5. Non-Responder Strategies – What if the prospect is not returning calls or refuses to take the appointment?  What strategies might you employ if your prospect expresses a lack of interest in visiting with you?

In these instances, you might emphasize the ease of the visit and how helpful their perspective will be.  In addition, letting the prospect know that they are part of a select group with whom you are attempting to speak can be helpful.  In some instances, the prospect may be using avoidance strategies because she believes you are coming to ask for money.

Therefore, you may want to remind each that the purpose of the visit is to seek their feedback and learn more about their perspective, not to ask them for money.  Finally, you may want to revisit who else could contact the prospect on behalf of the organization and encourage them to visit with you.

Making the Discovery Process an Ongoing Concern

We regularly witness clients who struggle with making the Discovery Process an ongoing and regular part of their development activities.  With pressures to increase current gift income, it is easy to see how a longer-term strategy of engaging potential future major gift prospects can be viewed as a lower priority.

In addition, some organizational leaders mistakenly believe they can forego an ongoing program of Discovery until preparations for a campaign commence.  The misguided notion is that campaign readiness study interviews can serve as discovery visits.  This can be a costly mistake.

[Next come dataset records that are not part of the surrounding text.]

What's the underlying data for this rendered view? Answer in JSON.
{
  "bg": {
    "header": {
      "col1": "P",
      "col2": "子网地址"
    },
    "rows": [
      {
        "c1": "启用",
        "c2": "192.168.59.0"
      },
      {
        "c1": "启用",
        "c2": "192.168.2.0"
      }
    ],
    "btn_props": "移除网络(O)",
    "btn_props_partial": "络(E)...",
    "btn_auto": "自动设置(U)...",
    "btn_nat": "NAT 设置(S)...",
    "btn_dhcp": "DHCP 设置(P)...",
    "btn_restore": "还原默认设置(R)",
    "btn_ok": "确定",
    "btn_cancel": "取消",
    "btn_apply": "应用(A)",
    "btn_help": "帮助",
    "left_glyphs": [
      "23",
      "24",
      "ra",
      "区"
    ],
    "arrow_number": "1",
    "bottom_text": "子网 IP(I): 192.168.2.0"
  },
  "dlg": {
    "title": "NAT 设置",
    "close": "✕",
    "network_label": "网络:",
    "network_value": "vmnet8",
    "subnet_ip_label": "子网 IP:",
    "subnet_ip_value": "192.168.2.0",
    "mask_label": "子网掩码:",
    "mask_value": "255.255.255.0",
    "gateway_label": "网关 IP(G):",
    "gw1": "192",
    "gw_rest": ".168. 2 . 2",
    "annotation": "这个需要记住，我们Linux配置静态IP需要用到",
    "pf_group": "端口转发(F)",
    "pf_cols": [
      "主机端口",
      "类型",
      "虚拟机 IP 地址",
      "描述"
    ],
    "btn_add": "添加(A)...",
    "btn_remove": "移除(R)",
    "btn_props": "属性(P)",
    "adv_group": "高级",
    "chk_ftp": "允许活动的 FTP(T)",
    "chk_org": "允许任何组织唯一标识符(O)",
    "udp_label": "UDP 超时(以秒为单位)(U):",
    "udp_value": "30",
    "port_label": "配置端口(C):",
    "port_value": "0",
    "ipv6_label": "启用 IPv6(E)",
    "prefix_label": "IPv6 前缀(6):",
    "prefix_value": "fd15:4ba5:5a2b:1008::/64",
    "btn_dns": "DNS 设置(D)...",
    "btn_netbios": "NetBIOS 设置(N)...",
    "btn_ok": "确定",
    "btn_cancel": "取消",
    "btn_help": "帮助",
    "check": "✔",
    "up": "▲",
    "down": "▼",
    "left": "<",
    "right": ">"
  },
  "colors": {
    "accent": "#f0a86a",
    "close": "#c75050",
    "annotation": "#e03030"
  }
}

A campaign readiness study is designed to answer the question:  “Are your best prospects ready to give at a level that will make your campaign successful?” Discovery visits, as this newsletter has stressed, are designed to serve as a final step in acquiring the basic information about a prospect’s capacity and willingness to give.

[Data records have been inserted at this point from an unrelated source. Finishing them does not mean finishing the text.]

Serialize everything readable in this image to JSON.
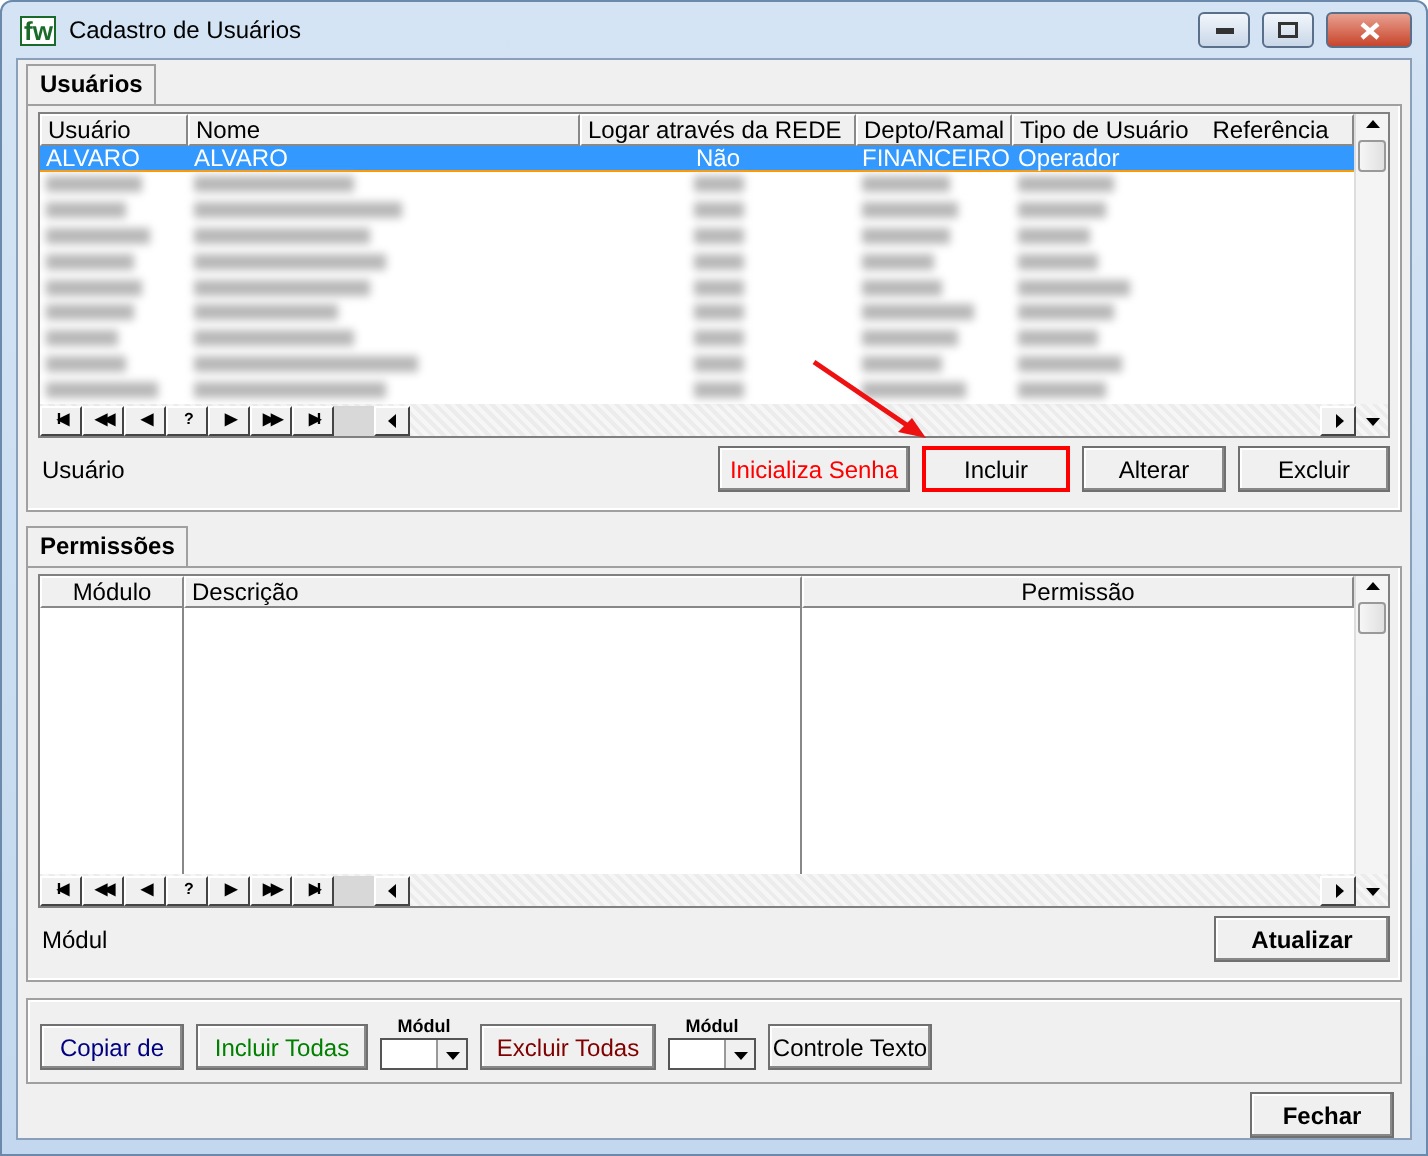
{
  "window": {
    "title": "Cadastro de Usuários",
    "logo": "fw"
  },
  "users_tab": {
    "label": "Usuários",
    "selected": true
  },
  "users_table": {
    "columns": [
      "Usuário",
      "Nome",
      "Logar através da REDE",
      "Depto/Ramal",
      "Tipo de Usuário",
      "Referência"
    ],
    "rows": [
      {
        "kind": "data",
        "selected": true,
        "cells": [
          "ALVARO",
          "ALVARO",
          "Não",
          "FINANCEIRO",
          "Operador",
          ""
        ]
      },
      {
        "kind": "redacted",
        "selected": false
      },
      {
        "kind": "redacted",
        "selected": false
      },
      {
        "kind": "redacted",
        "selected": false
      },
      {
        "kind": "redacted",
        "selected": false
      },
      {
        "kind": "redacted",
        "selected": false
      },
      {
        "kind": "redacted",
        "selected": false
      },
      {
        "kind": "redacted",
        "selected": false
      },
      {
        "kind": "redacted",
        "selected": false
      },
      {
        "kind": "redacted",
        "selected": false
      }
    ]
  },
  "users_nav": [
    "I◀",
    "◀◀",
    "◀",
    "?",
    "▶",
    "▶▶",
    "▶I"
  ],
  "users_label": "Usuário",
  "users_buttons": [
    {
      "label": "Inicializa Senha",
      "kind": "danger",
      "highlighted": false
    },
    {
      "label": "Incluir",
      "kind": "normal",
      "highlighted": true
    },
    {
      "label": "Alterar",
      "kind": "normal",
      "highlighted": false
    },
    {
      "label": "Excluir",
      "kind": "normal",
      "highlighted": false
    }
  ],
  "permissions_tab": {
    "label": "Permissões",
    "selected": true
  },
  "permissions_table": {
    "columns": [
      "Módulo",
      "Descrição",
      "Permissão"
    ]
  },
  "permissions_nav": [
    "I◀",
    "◀◀",
    "◀",
    "?",
    "▶",
    "▶▶",
    "▶I"
  ],
  "permissions_label": "Módul",
  "refresh_button": "Atualizar",
  "actions": [
    {
      "kind": "button",
      "label": "Copiar de",
      "color": "#000080"
    },
    {
      "kind": "button",
      "label": "Incluir Todas",
      "color": "#008000"
    },
    {
      "kind": "combo",
      "label": "Módul"
    },
    {
      "kind": "button",
      "label": "Excluir Todas",
      "color": "#800000"
    },
    {
      "kind": "combo",
      "label": "Módul"
    },
    {
      "kind": "button",
      "label": "Controle Texto",
      "color": "#000000"
    }
  ],
  "close_button": "Fechar"
}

If you do not have a good understanding of your prospects’ financial capacity and their willingness to give prior to including them in a campaign readiness interview, your campaign readiness study will provide you with incomplete or inaccurate data.  The campaign readiness study assumes the interviewees have already been “discovered.”  It is not designed to do the discovery.  The following distinctions are helpful to remember.

The Discovery Process is:

  • Conducted by the advancement staff
  • Designed to seek primary information about a prospect
  • A key aspect of the initial cultivation of the prospect or donor

 Campaign Readiness Study interviews are:

  • Conducted confidentially by consultants not part of the development team
  • Designed for well-cultivated, high capacity prospects
  • Seeking assurance that your top prospects are ready to be asked

To ensure that your development team appropriately values and participates in the Discovery Process, we advise development leaders to establish consensus goals around the Discovery Process with their team members.  Goals might include:

  • Number of discovery visits made
  • Number of prospects either added to or disqualified from development officers’ major gift donor portfolios based on discovery activities
  • Number of prospects moved from discovery to cultivation in the gift cycle

It is important that the goals are generated with input from the gift officers themselves and not simply directed to them without their input.  If you want the Discovery Process to become more of a priority, those involved must be engaged in the goal-setting process.

Conclusion

An ongoing, robust Discovery Process is an important element of the five-phase major gift cycle and a key to sustaining an effective development program.  When combined, all of the activities and actions of the Discovery Process provide your organization with a clear picture of your prospects’ financial capacity and their inclination to be generous.

The benefits of conducting discovery visits effectively can be profound for your organization.  Not only will you gain much needed information about future major donor prospects and their interests, but your gift officers will be reminded that the essence of good development work is to ask thoughtful, important questions, to actively listen and appropriately respond to their answers, and to concisely report the interaction for strategy development.